→ Task requirements: Take the records below and copy them exactly.

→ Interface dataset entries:
[Start of Attachment]
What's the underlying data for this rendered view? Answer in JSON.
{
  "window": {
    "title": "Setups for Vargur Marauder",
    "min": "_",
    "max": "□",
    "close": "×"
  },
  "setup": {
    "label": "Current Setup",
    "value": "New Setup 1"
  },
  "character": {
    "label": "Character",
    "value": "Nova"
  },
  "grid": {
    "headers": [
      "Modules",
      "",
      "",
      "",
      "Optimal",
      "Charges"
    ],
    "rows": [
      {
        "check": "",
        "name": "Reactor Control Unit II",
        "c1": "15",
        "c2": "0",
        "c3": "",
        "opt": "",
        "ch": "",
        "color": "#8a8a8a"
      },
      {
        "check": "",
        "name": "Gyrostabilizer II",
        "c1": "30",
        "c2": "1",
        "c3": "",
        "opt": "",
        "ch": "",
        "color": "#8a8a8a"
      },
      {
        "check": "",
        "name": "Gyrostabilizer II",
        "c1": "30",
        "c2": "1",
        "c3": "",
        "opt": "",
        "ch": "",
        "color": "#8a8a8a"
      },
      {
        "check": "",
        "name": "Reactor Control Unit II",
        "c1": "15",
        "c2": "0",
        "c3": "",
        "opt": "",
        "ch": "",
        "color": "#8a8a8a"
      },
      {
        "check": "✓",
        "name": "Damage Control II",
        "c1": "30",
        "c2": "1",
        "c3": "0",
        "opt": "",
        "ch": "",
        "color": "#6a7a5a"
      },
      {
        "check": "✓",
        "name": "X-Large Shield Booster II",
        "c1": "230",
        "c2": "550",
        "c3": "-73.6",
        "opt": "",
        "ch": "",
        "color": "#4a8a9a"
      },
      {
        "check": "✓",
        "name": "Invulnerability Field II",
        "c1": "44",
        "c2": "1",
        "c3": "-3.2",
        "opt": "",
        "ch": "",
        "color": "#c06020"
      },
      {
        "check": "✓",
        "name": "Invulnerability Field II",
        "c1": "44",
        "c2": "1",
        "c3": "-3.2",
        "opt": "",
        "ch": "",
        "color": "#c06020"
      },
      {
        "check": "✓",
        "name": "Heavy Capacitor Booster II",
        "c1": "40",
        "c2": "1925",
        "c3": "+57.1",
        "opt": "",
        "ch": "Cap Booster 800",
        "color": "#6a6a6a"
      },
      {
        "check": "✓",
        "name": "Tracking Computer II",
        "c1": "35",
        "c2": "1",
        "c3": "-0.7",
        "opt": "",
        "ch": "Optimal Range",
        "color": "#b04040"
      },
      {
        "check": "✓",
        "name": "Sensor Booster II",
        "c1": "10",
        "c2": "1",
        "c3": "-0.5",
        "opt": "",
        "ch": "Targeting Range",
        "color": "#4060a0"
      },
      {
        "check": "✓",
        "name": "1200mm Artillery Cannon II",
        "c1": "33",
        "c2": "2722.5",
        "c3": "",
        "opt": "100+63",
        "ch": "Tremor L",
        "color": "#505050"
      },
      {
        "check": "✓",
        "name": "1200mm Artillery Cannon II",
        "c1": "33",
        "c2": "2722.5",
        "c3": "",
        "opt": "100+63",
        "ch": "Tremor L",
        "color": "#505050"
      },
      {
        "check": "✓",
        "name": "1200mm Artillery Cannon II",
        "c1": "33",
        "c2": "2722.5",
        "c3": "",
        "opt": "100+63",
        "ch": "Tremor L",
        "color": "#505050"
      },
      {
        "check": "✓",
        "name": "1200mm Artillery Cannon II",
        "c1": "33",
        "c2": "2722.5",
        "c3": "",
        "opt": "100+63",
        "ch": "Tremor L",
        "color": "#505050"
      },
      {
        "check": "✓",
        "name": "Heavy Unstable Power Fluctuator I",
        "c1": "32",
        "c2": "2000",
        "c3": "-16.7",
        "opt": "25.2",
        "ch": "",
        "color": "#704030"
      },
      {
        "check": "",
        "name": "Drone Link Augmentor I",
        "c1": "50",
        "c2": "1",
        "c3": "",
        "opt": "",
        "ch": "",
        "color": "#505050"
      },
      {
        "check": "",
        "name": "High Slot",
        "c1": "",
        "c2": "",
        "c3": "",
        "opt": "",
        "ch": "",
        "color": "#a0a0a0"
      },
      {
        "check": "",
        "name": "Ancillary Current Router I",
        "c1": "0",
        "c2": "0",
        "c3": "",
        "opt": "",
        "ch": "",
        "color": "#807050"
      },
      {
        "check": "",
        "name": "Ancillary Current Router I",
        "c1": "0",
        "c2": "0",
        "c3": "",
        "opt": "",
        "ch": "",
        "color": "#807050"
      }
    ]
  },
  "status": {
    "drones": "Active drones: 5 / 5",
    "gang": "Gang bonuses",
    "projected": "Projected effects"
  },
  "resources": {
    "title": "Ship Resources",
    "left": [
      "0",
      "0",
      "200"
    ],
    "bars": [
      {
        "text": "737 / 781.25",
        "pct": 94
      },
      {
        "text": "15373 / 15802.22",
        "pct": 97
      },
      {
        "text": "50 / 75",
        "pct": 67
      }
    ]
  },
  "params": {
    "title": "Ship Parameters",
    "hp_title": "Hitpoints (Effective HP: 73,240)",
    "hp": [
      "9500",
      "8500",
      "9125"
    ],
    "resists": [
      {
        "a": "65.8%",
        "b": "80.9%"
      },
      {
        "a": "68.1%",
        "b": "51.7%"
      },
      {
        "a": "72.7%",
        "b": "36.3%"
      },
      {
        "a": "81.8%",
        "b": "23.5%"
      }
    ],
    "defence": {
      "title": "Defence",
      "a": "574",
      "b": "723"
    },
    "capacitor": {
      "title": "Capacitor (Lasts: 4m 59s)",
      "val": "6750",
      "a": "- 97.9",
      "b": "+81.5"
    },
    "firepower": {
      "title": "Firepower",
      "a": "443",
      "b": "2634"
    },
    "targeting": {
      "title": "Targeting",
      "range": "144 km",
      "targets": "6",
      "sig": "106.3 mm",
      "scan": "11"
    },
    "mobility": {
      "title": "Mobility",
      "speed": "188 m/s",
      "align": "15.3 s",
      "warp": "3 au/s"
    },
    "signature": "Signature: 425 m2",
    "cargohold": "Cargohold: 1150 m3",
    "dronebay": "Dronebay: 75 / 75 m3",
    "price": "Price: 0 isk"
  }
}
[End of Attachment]
→ Result of this exercise:
What's the underlying data for this rendered view? Answer in JSON.
{
  "window": {
    "title": "Setups for Vargur Marauder",
    "min": "_",
    "max": "□",
    "close": "×"
  },
  "setup": {
    "label": "Current Setup",
    "value": "New Setup 1"
  },
  "character": {
    "label": "Character",
    "value": "Nova"
  },
  "grid": {
    "headers": [
      "Modules",
      "",
      "",
      "",
      "Optimal",
      "Charges"
    ],
    "rows": [
      {
        "check": "",
        "name": "Reactor Control Unit II",
        "c1": "15",
        "c2": "0",
        "c3": "",
        "opt": "",
        "ch": "",
        "color": "#8a8a8a"
      },
      {
        "check": "",
        "name": "Gyrostabilizer II",
        "c1": "30",
        "c2": "1",
        "c3": "",
        "opt": "",
        "ch": "",
        "color": "#8a8a8a"
      },
      {
        "check": "",
        "name": "Gyrostabilizer II",
        "c1": "30",
        "c2": "1",
        "c3": "",
        "opt": "",
        "ch": "",
        "color": "#8a8a8a"
      },
      {
        "check": "",
        "name": "Reactor Control Unit II",
        "c1": "15",
        "c2": "0",
        "c3": "",
        "opt": "",
        "ch": "",
        "color": "#8a8a8a"
      },
      {
        "check": "✓",
        "name": "Damage Control II",
        "c1": "30",
        "c2": "1",
        "c3": "0",
        "opt": "",
        "ch": "",
        "color": "#6a7a5a"
      },
      {
        "check": "✓",
        "name": "X-Large Shield Booster II",
        "c1": "230",
        "c2": "550",
        "c3": "-73.6",
        "opt": "",
        "ch": "",
        "color": "#4a8a9a"
      },
      {
        "check": "✓",
        "name": "Invulnerability Field II",
        "c1": "44",
        "c2": "1",
        "c3": "-3.2",
        "opt": "",
        "ch": "",
        "color": "#c06020"
      },
      {
        "check": "✓",
        "name": "Invulnerability Field II",
        "c1": "44",
        "c2": "1",
        "c3": "-3.2",
        "opt": "",
        "ch": "",
        "color": "#c06020"
      },
      {
        "check": "✓",
        "name": "Heavy Capacitor Booster II",
        "c1": "40",
        "c2": "1925",
        "c3": "+57.1",
        "opt": "",
        "ch": "Cap Booster 800",
        "color": "#6a6a6a"
      },
      {
        "check": "✓",
        "name": "Tracking Computer II",
        "c1": "35",
        "c2": "1",
        "c3": "-0.7",
        "opt": "",
        "ch": "Optimal Range",
        "color": "#b04040"
      },
      {
        "check": "✓",
        "name": "Sensor Booster II",
        "c1": "10",
        "c2": "1",
        "c3": "-0.5",
        "opt": "",
        "ch": "Targeting Range",
        "color": "#4060a0"
      },
      {
        "check": "✓",
        "name": "1200mm Artillery Cannon II",
        "c1": "33",
        "c2": "2722.5",
        "c3": "",
        "opt": "100+63",
        "ch": "Tremor L",
        "color": "#505050"
      },
      {
        "check": "✓",
        "name": "1200mm Artillery Cannon II",
        "c1": "33",
        "c2": "2722.5",
        "c3": "",
        "opt": "100+63",
        "ch": "Tremor L",
        "color": "#505050"
      },
      {
        "check": "✓",
        "name": "1200mm Artillery Cannon II",
        "c1": "33",
        "c2": "2722.5",
        "c3": "",
        "opt": "100+63",
        "ch": "Tremor L",
        "color": "#505050"
      },
      {
        "check": "✓",
        "name": "1200mm Artillery Cannon II",
        "c1": "33",
        "c2": "2722.5",
        "c3": "",
        "opt": "100+63",
        "ch": "Tremor L",
        "color": "#505050"
      },
      {
        "check": "✓",
        "name": "Heavy Unstable Power Fluctuator I",
        "c1": "32",
        "c2": "2000",
        "c3": "-16.7",
        "opt": "25.2",
        "ch": "",
        "color": "#704030"
      },
      {
        "check": "",
        "name": "Drone Link Augmentor I",
        "c1": "50",
        "c2": "1",
        "c3": "",
        "opt": "",
        "ch": "",
        "color": "#505050"
      },
      {
        "check": "",
        "name": "High Slot",
        "c1": "",
        "c2": "",
        "c3": "",
        "opt": "",
        "ch": "",
        "color": "#a0a0a0"
      },
      {
        "check": "",
        "name": "Ancillary Current Router I",
        "c1": "0",
        "c2": "0",
        "c3": "",
        "opt": "",
        "ch": "",
        "color": "#807050"
      },
      {
        "check": "",
        "name": "Ancillary Current Router I",
        "c1": "0",
        "c2": "0",
        "c3": "",
        "opt": "",
        "ch": "",
        "color": "#807050"
      }
    ]
  },
  "status": {
    "drones": "Active drones: 5 / 5",
    "gang": "Gang bonuses",
    "projected": "Projected effects"
  },
  "resources": {
    "title": "Ship Resources",
    "left": [
      "0",
      "0",
      "200"
    ],
    "bars": [
      {
        "text": "737 / 781.25",
        "pct": 94
      },
      {
        "text": "15373 / 15802.22",
        "pct": 97
      },
      {
        "text": "50 / 75",
        "pct": 67
      }
    ]
  },
  "params": {
    "title": "Ship Parameters",
    "hp_title": "Hitpoints (Effective HP: 73,240)",
    "hp": [
      "9500",
      "8500",
      "9125"
    ],
    "resists": [
      {
        "a": "65.8%",
        "b": "80.9%"
      },
      {
        "a": "68.1%",
        "b": "51.7%"
      },
      {
        "a": "72.7%",
        "b": "36.3%"
      },
      {
        "a": "81.8%",
        "b": "23.5%"
      }
    ],
    "defence": {
      "title": "Defence",
      "a": "574",
      "b": "723"
    },
    "capacitor": {
      "title": "Capacitor (Lasts: 4m 59s)",
      "val": "6750",
      "a": "- 97.9",
      "b": "+81.5"
    },
    "firepower": {
      "title": "Firepower",
      "a": "443",
      "b": "2634"
    },
    "targeting": {
      "title": "Targeting",
      "range": "144 km",
      "targets": "6",
      "sig": "106.3 mm",
      "scan": "11"
    },
    "mobility": {
      "title": "Mobility",
      "speed": "188 m/s",
      "align": "15.3 s",
      "warp": "3 au/s"
    },
    "signature": "Signature: 425 m2",
    "cargohold": "Cargohold: 1150 m3",
    "dronebay": "Dronebay: 75 / 75 m3",
    "price": "Price: 0 isk"
  }
}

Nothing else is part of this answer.